**Task statement**
Restate each of the lines below word for word and drop every picture.

[App and web page records]
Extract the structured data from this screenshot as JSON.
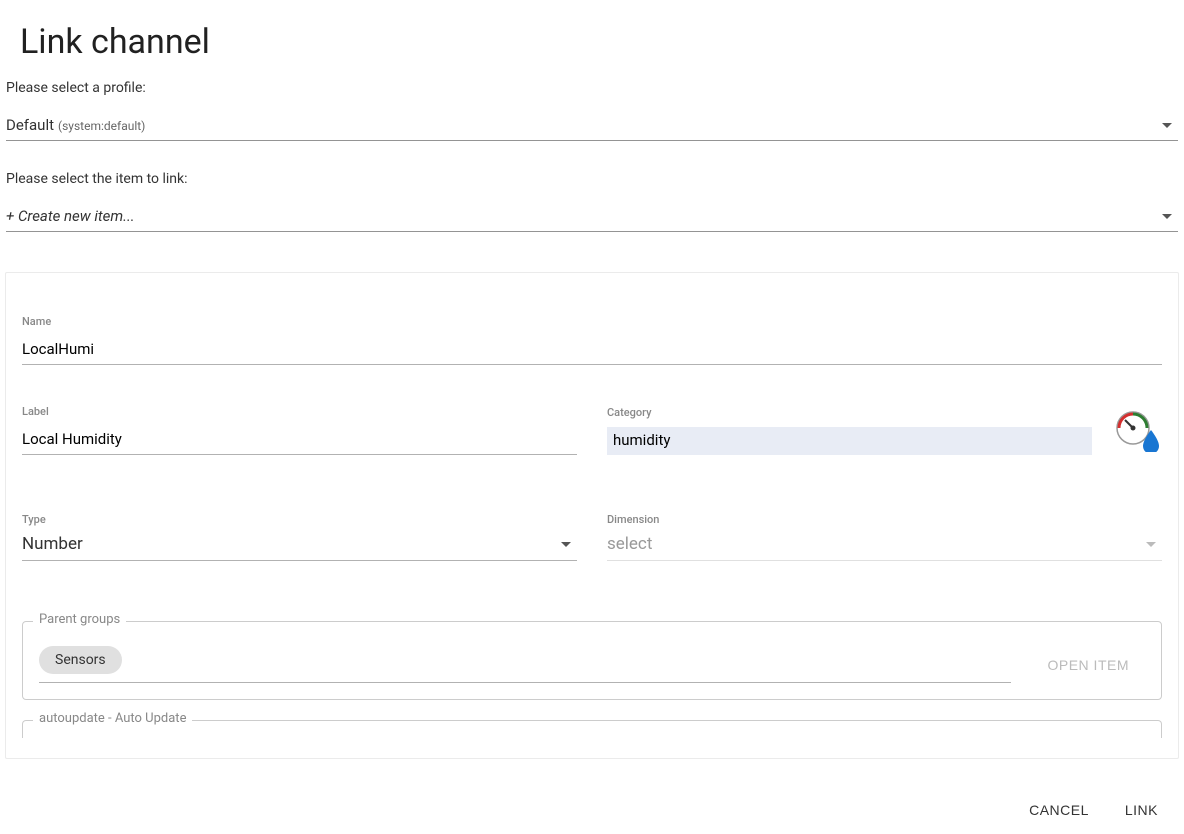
{
  "title": "Link channel",
  "instructions": {
    "profile": "Please select a profile:",
    "item": "Please select the item to link:"
  },
  "profile": {
    "label": "Default",
    "sub": "(system:default)"
  },
  "item_select": {
    "value": "+ Create new item..."
  },
  "fields": {
    "name": {
      "label": "Name",
      "value": "LocalHumi"
    },
    "label": {
      "label": "Label",
      "value": "Local Humidity"
    },
    "category": {
      "label": "Category",
      "value": "humidity"
    },
    "type": {
      "label": "Type",
      "value": "Number"
    },
    "dimension": {
      "label": "Dimension",
      "placeholder": "select"
    }
  },
  "parent_groups": {
    "legend": "Parent groups",
    "chips": [
      "Sensors"
    ],
    "open_item": "OPEN ITEM"
  },
  "autoupdate": {
    "legend": "autoupdate - Auto Update"
  },
  "actions": {
    "cancel": "CANCEL",
    "link": "LINK"
  }
}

**Answer section**
Extract the structured data from this screenshot as JSON.
{
  "title": "Link channel",
  "instructions": {
    "profile": "Please select a profile:",
    "item": "Please select the item to link:"
  },
  "profile": {
    "label": "Default",
    "sub": "(system:default)"
  },
  "item_select": {
    "value": "+ Create new item..."
  },
  "fields": {
    "name": {
      "label": "Name",
      "value": "LocalHumi"
    },
    "label": {
      "label": "Label",
      "value": "Local Humidity"
    },
    "category": {
      "label": "Category",
      "value": "humidity"
    },
    "type": {
      "label": "Type",
      "value": "Number"
    },
    "dimension": {
      "label": "Dimension",
      "placeholder": "select"
    }
  },
  "parent_groups": {
    "legend": "Parent groups",
    "chips": [
      "Sensors"
    ],
    "open_item": "OPEN ITEM"
  },
  "autoupdate": {
    "legend": "autoupdate - Auto Update"
  },
  "actions": {
    "cancel": "CANCEL",
    "link": "LINK"
  }
}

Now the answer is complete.